The hardest part for me was sanding the rails. The rails are what the wheels of the crane run on. They’re way up in the air over the concrete floor and they have to be sanded every eight-hour shift, because if your rails get too slick, your hook will slide. That was the first time I had a crane with railings before, and when I found out that the operators had to sand them, I was almost scared to death. I thought, “I can’t do that. I can’t look down at that concrete and put this little bucket of sand up and down. I just can’t do it.” And one of the men said, “Well, that’ll get her. She’ll never sand them tracks.” That’s what made me sand them. After that I had to. I had to show them I could do it.

It took a while to be accepted. We had a big coke stove and we’d gather around it to get warm. On occasion, when I had time to come down and take my breaks, the men would stand so close together around the stove that there wasn’t room for me. So I just leaned up against the wall. The wall was warmer than where they were standing anyway because it had absorbed the heat from all the hours the fire had been going. So I would lean up against the wall and laugh at their jokes. And I would offer them a doughnut if I had one and so forth. So actually I made the overtures. And after a while they began to accept me.

During the war the morale inside the plants was extremely high. Not just myself, but everybody, gave everything they had. They wanted to do it. Today you don’t sit around and talk about patriotism while you’re drinking a beer, but you did back then. I mean you had a neighbor next door—maybe he lived states and states away—and if you were like me, often you couldn’t understand what he said, but you had this great thing in common. You were all pulling together for one great war effort.

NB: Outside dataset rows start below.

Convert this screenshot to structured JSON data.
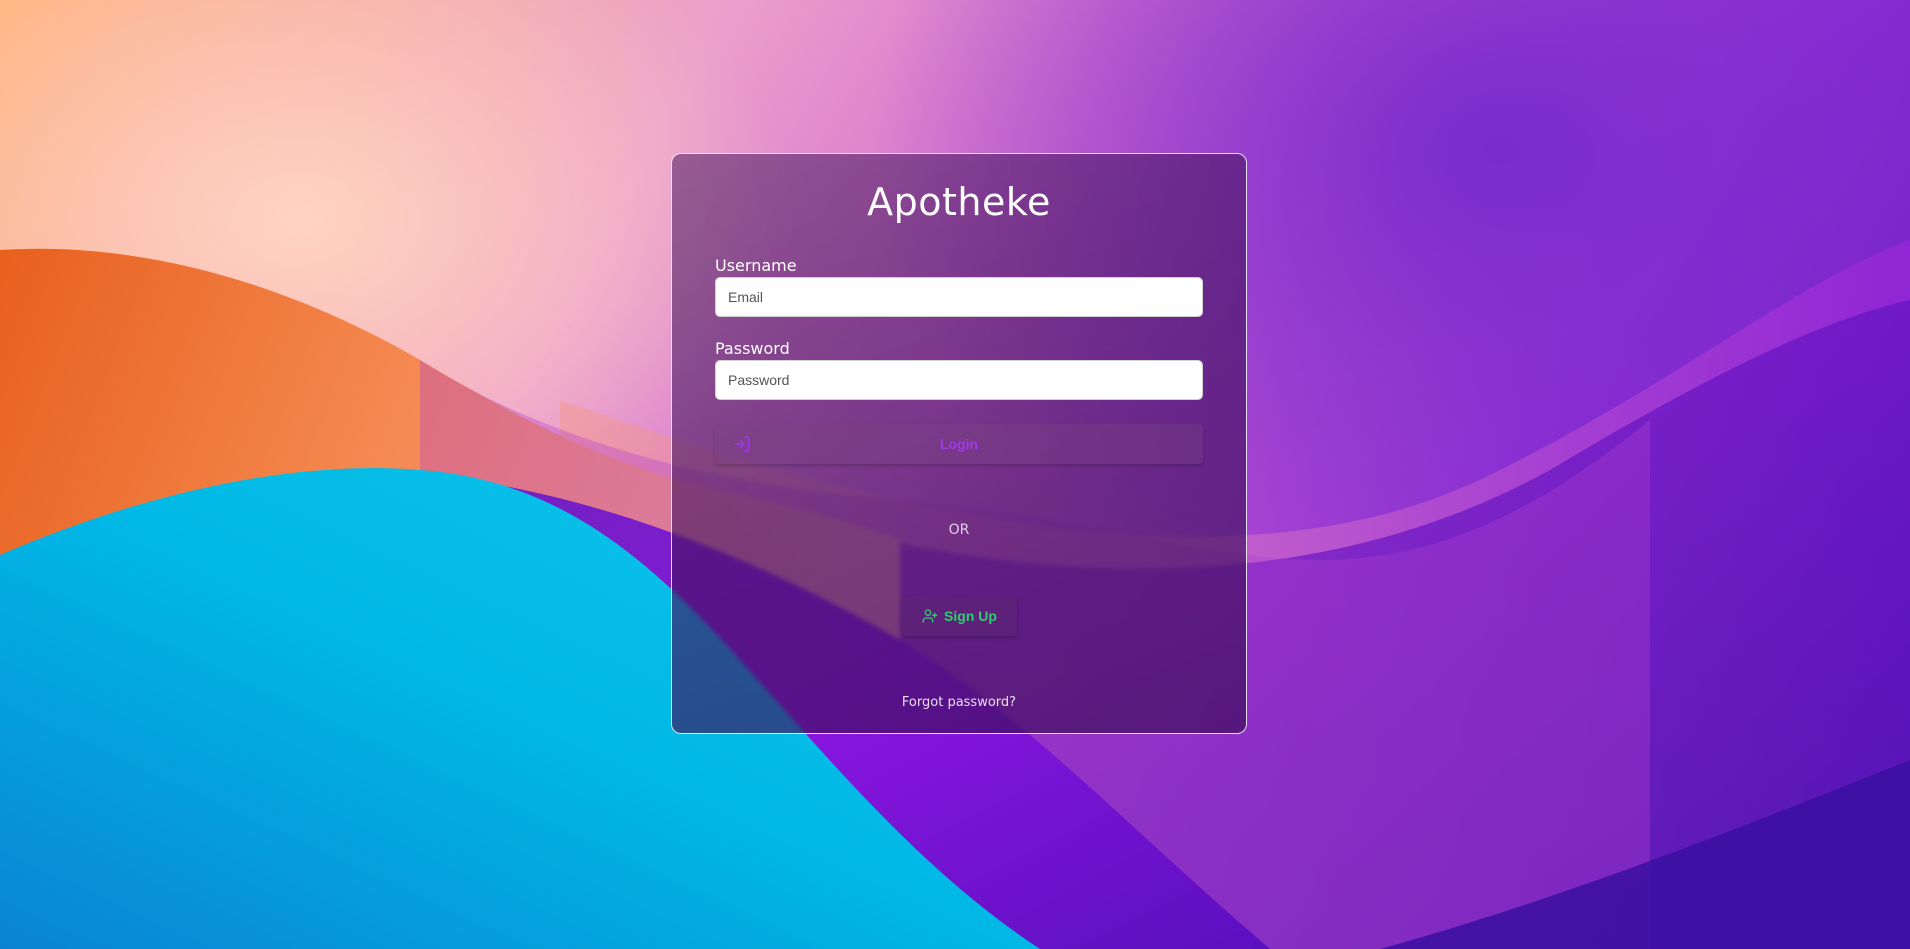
{
  "app": {
    "title": "Apotheke"
  },
  "form": {
    "username_label": "Username",
    "username_placeholder": "Email",
    "username_value": "",
    "password_label": "Password",
    "password_placeholder": "Password",
    "password_value": "",
    "login_label": "Login",
    "login_icon": "login-arrow-icon",
    "or_text": "OR",
    "signup_label": "Sign Up",
    "signup_icon": "user-plus-icon",
    "forgot_label": "Forgot password?"
  },
  "colors": {
    "login_text": "#a039e6",
    "signup_text": "#2ecc71",
    "card_border": "#ffffff"
  }
}
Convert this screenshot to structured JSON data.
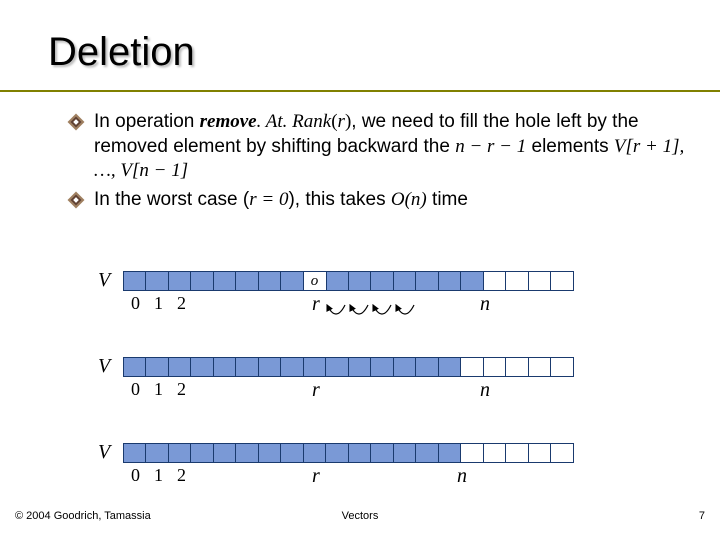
{
  "title": "Deletion",
  "bullets": {
    "b1": {
      "pre": "In operation ",
      "func": "remove",
      "funcRest": ". At. Rank",
      "arg": "r",
      "mid": ", we need to fill the hole left by the removed element by shifting backward the ",
      "expr_nr1": "n − r − 1",
      "post_nr1": " elements ",
      "Vr1": "V[r + 1], …, V[n − 1]"
    },
    "b2": {
      "pre": "In the worst case (",
      "r_eq": "r = 0",
      "mid": "), this takes ",
      "On": "O(n)",
      "post": " time"
    }
  },
  "diagram": {
    "V": "V",
    "hole_o": "o",
    "indices": {
      "i0": "0",
      "i1": "1",
      "i2": "2"
    },
    "r": "r",
    "n": "n"
  },
  "footer": {
    "left": "© 2004 Goodrich, Tamassia",
    "center": "Vectors",
    "page": "7"
  }
}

I was never absent, and I wasn’t unique in that. There was very little absenteeism where I worked. If I woke up in the morning and I didn’t feel too good and I really didn’t want to work, I could make myself go by thinking, “What about those boys who are getting up at five o’clock, maybe haven’t even been to bed? Maybe they’re leaning their chin on a bayonet just to stay awake on watch. I don’t even know their names. They don’t even have faces to me, but they’re out there somewhere overseas. And I’m saying that I don’t feel like going to work today because I’ve got a headache?” That would get me out of bed and into work. And by the time I’d stayed there a couple of hours, it was okay. I was going to make it So I never stayed at home.

There was only one really difficult problem with working. That was leaving my two-and-one-half-year-old daughter. When a mother goes away from home and starts to work for her first time, there is always a feeling of guilt. Any mother that has ever done this has had this feeling. I couldn’t cope with it at first.